Keywords

moral injury; inquiry; flaw; harassment; moral damages

Consideration 9

Extract:

[...] Although it must be taken into account that the complainant took a month to provide his comments and that HRD asked the investigator to respond to them, which may have taken some time, the Tribunal considers that, in view of the circumstances of the case, a period of nine months between the submission of the findings of the investigation and the notification of the decision of HRD is excessive. Harassment cases should be treated as quickly and efficiently as possible, in order to protect staff members from unnecessary suffering, but attention must also to thoroughness and procedure (see Judgment 3447, consideration 7).
The moral injury thus caused to the complainant will be fairly redressed by awarding him compensation in the amount of 1,000 Swiss francs.

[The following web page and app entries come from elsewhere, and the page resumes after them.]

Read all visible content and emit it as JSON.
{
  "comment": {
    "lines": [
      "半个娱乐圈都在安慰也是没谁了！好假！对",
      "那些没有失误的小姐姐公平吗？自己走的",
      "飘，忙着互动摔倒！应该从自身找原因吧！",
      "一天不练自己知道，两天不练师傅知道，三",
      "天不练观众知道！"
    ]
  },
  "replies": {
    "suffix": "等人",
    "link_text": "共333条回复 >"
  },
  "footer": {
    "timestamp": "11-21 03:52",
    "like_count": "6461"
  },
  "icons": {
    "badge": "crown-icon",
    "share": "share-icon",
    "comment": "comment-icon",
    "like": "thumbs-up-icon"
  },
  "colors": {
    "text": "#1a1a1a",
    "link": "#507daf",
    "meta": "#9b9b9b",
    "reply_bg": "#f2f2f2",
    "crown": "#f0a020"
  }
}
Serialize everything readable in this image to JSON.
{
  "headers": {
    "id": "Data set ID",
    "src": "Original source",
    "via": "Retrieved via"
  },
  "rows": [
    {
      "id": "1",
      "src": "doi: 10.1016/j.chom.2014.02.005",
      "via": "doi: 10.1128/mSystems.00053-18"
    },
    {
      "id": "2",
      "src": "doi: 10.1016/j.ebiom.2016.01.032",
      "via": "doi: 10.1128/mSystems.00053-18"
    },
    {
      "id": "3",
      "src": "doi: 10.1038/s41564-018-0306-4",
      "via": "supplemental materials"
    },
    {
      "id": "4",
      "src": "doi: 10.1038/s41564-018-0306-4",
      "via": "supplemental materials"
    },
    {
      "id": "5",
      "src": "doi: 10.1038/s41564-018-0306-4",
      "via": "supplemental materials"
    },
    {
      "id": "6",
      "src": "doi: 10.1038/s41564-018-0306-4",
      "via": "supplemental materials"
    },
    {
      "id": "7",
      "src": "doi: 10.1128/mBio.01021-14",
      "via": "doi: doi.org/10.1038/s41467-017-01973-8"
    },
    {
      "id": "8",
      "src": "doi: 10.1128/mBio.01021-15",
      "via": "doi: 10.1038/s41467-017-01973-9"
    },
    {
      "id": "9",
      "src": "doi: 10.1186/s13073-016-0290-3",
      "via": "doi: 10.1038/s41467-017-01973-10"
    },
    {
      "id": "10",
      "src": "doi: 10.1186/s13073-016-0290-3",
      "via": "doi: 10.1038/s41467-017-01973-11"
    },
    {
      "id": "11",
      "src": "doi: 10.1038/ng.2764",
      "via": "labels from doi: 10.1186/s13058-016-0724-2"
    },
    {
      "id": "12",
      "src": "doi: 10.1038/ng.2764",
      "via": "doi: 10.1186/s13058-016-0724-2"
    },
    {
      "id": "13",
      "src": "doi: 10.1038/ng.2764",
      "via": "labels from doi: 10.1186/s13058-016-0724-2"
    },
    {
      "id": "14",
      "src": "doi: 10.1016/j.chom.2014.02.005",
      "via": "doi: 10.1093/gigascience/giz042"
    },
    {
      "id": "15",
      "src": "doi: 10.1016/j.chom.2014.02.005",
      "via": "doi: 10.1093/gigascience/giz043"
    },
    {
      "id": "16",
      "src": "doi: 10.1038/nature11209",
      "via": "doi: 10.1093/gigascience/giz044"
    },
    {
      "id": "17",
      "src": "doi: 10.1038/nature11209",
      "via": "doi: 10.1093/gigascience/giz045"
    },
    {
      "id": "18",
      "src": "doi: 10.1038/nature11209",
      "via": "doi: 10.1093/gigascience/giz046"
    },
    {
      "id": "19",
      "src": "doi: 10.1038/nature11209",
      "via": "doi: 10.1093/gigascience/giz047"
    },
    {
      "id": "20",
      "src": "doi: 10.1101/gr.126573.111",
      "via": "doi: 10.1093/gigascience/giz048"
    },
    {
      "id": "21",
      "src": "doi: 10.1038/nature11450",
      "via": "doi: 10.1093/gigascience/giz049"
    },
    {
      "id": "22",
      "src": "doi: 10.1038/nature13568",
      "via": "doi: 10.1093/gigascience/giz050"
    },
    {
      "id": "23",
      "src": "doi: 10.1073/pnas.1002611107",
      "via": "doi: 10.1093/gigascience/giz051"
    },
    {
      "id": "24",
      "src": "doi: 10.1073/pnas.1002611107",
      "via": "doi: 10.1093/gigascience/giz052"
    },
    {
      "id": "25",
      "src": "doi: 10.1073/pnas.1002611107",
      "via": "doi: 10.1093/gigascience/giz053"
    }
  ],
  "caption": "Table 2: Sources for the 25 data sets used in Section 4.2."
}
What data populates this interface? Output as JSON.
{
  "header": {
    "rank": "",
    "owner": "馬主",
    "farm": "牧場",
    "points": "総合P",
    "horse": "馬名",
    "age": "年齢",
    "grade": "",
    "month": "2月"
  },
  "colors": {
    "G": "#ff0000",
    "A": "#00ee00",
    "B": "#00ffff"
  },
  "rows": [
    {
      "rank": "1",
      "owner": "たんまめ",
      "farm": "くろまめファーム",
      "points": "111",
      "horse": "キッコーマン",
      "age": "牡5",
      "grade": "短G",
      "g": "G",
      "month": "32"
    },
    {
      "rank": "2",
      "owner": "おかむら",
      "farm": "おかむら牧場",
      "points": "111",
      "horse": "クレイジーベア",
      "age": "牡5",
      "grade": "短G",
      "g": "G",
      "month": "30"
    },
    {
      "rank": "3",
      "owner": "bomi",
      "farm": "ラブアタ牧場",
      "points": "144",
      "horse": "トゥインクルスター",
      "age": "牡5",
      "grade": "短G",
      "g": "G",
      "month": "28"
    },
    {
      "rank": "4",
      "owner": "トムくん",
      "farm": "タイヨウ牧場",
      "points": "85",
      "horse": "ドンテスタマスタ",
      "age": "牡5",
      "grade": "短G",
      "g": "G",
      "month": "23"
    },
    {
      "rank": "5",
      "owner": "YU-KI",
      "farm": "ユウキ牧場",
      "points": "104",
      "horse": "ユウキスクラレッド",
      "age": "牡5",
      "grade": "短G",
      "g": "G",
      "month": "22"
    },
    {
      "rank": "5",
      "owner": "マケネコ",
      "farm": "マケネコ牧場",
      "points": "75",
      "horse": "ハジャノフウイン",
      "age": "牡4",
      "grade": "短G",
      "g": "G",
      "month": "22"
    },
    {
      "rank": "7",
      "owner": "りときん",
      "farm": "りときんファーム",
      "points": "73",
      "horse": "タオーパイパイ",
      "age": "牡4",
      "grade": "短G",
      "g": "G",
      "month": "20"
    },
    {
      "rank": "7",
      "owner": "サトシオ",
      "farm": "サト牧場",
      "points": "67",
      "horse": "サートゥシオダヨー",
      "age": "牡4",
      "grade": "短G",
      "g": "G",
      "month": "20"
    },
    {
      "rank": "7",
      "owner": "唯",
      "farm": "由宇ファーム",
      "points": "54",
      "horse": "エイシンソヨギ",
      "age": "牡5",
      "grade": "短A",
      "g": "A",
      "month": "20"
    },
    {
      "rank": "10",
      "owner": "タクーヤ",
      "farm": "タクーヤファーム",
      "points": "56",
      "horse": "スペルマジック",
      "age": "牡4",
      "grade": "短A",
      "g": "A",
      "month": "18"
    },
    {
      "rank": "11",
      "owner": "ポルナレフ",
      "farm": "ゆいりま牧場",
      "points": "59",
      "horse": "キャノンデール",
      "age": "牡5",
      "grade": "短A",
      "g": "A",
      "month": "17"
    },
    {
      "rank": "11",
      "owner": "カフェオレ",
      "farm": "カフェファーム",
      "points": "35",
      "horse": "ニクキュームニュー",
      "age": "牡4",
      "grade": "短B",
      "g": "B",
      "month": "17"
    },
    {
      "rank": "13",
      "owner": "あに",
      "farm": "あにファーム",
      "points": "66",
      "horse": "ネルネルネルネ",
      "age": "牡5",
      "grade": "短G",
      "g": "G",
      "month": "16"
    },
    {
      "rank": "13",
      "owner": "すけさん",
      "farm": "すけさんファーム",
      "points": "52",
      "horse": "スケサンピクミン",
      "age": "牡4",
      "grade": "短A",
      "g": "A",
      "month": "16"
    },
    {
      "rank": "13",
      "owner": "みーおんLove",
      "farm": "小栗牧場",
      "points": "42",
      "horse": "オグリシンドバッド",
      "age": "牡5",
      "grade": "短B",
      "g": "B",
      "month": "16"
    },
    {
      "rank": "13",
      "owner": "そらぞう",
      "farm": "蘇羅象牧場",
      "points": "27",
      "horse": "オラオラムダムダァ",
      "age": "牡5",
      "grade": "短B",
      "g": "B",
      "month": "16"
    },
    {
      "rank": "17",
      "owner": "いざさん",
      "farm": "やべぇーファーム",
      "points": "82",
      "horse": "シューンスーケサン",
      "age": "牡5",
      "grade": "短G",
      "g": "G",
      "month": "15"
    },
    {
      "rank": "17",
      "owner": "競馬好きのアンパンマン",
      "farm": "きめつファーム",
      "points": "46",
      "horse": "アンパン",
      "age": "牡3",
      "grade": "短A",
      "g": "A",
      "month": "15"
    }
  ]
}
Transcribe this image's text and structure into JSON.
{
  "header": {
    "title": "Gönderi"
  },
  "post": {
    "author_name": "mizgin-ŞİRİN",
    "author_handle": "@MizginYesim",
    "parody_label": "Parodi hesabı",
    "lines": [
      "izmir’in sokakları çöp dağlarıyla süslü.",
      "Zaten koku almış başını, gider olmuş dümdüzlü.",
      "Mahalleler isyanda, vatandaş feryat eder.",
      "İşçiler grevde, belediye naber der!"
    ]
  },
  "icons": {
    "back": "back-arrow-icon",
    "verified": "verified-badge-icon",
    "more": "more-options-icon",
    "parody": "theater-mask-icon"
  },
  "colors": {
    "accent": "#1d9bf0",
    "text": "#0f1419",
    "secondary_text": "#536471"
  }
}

Reference(s)

ILOAT Judgment(s): 3447

Keywords

procedure; moral injury; delay; inquiry; harassment; moral damages

Consideration 10

Extract:

As to the proceedings before the JAAB, they were also seriously delayed. Whereas the grievance was filed on 21 August 2014, the JAAB’s report was issued on 1 April 2016. Both the JAAB and the ILO have admitted this delay, which the Director-General agreed, in the impugned decision, to compensate in the amount of 2,500 Swiss francs.

Keywords

moral damages; delay in internal procedure



 
Last updated: 25.03.2019 ^ top